Some people have been known to use a garden shredder.

Finally you could put some apples, cut into quarters, in the bottom of a food grade bucket or wooden barrel. Find a strong pole of reasonable length and then crush, squash, smash your apples.

Warning: Care must be taken when using any of the above mentioned tools. Only the crushing of apples is required.

You should end up with a juicy mush of apples known as ‘pulp’.

8301245-some-apple-gets-pressed-to-a-fresh-apple-juice-some-apple-trees-are-behind-itPULP PRESSING

Now it’s time to get that all important apple juice from the pulp.

Using a Cider Press

Again this is a piece of equipment that you can either purchase (examples in the link below) or have a go at making one yourself. Instructions on how to make one can also be found on the web.

When using a cider press firstly place a bucket or some form of collection container, to collect all that lovely fresh apple juice, under the press. You could also have it flow directly into the fermentation container.
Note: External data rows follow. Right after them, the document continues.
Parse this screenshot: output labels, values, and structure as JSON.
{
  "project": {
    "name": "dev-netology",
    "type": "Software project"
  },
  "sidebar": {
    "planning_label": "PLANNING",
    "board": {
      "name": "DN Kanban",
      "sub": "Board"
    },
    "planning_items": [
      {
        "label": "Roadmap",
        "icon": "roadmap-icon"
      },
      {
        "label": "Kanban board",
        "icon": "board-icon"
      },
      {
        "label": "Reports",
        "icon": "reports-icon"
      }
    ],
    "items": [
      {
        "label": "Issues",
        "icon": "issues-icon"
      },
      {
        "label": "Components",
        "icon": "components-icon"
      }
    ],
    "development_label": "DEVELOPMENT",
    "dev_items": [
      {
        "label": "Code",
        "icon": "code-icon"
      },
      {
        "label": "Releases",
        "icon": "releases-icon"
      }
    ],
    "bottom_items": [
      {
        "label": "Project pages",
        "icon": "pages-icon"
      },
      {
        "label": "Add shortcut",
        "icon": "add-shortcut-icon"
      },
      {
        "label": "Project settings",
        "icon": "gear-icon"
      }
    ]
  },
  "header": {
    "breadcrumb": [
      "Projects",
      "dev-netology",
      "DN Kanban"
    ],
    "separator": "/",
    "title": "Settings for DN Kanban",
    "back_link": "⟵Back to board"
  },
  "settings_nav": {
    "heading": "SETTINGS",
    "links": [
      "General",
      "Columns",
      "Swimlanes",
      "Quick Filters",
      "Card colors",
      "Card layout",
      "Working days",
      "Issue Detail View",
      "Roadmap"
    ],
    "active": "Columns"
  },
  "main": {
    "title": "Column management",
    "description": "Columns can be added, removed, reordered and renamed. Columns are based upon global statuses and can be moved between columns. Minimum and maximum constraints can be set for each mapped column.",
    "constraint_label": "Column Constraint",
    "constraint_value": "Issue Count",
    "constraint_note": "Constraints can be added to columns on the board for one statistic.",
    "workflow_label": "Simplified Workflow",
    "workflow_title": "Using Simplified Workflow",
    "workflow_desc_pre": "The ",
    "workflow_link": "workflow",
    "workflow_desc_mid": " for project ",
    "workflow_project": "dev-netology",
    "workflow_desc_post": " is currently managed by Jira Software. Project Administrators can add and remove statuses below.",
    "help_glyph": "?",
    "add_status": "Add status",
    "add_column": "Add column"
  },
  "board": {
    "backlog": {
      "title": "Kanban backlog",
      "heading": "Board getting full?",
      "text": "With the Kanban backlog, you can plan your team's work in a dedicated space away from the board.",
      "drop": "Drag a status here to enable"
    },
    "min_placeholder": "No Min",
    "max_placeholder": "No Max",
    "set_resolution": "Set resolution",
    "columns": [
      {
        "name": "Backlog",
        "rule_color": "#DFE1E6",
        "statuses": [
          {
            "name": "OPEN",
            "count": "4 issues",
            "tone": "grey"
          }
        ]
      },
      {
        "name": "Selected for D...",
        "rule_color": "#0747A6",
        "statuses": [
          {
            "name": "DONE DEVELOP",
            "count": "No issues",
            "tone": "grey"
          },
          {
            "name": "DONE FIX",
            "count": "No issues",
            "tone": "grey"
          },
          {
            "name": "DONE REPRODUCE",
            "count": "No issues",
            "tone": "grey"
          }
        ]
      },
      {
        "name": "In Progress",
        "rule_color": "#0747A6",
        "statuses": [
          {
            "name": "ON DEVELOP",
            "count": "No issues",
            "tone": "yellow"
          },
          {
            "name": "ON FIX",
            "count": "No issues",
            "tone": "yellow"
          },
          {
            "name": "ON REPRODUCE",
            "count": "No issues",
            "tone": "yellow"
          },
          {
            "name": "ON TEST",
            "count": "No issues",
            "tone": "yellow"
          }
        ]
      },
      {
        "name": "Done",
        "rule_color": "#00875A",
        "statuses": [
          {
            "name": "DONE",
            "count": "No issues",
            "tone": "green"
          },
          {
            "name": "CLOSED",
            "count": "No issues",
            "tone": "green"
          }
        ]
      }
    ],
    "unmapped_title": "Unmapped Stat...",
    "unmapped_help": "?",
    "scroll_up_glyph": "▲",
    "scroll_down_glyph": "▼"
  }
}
Raise the screw to its highest level then fill the bag that is fitted to the basket full of pulp. Fold over the top of the bag placing the heavy plate on top of it. Now begin to tighten the screw. The juices should now begin to pour. When the flow of juice begins to slow keep tighten until you cannot tighten it any more. Sometimes you can obtain a little more juice by leaving it for a while and then returning to tighten the screw further.

Remember to taste your juice because whilst you are milling and pressing yours apples.  You can add more apples of a particular variety, e.g. crab apple, to adust the acidity or sweetness of your juice.  This may take you a few attempts at making cider before you achieve your best preferred flavour. Practice makes perfect.

You may see other terms e.g. ‘ratchet press’ or hydraulic press.  But the basic principle is to wrap the pulp in muslin and apply alot of weight and pressure to extract the juice.

The next stage is fermentation